Brief ▸
Match the word "team". Return each line of the data below where it appears.

--- START ---

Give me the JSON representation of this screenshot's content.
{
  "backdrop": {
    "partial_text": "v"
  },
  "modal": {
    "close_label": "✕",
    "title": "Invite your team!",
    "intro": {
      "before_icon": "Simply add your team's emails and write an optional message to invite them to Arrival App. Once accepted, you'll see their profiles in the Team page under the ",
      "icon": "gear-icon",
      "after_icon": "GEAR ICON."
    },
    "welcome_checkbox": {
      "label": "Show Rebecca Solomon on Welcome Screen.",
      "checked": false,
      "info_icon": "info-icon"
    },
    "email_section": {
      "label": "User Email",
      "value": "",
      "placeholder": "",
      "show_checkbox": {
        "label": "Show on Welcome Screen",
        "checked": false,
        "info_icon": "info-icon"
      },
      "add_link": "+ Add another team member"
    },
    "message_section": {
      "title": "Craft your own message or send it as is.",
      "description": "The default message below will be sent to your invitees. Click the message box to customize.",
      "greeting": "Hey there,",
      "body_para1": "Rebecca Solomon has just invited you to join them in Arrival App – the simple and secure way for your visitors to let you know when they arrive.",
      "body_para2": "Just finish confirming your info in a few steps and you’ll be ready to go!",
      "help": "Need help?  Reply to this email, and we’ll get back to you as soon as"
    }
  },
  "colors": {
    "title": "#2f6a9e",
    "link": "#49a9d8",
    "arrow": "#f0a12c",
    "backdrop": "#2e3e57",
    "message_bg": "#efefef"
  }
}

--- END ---

Completed exercise ▸
    "title": "Invite your team!",
      "before_icon": "Simply add your team's emails and write an optional message to invite them to Arrival App. Once accepted, you'll see their profiles in the Team page under the ",
      "add_link": "+ Add another team member"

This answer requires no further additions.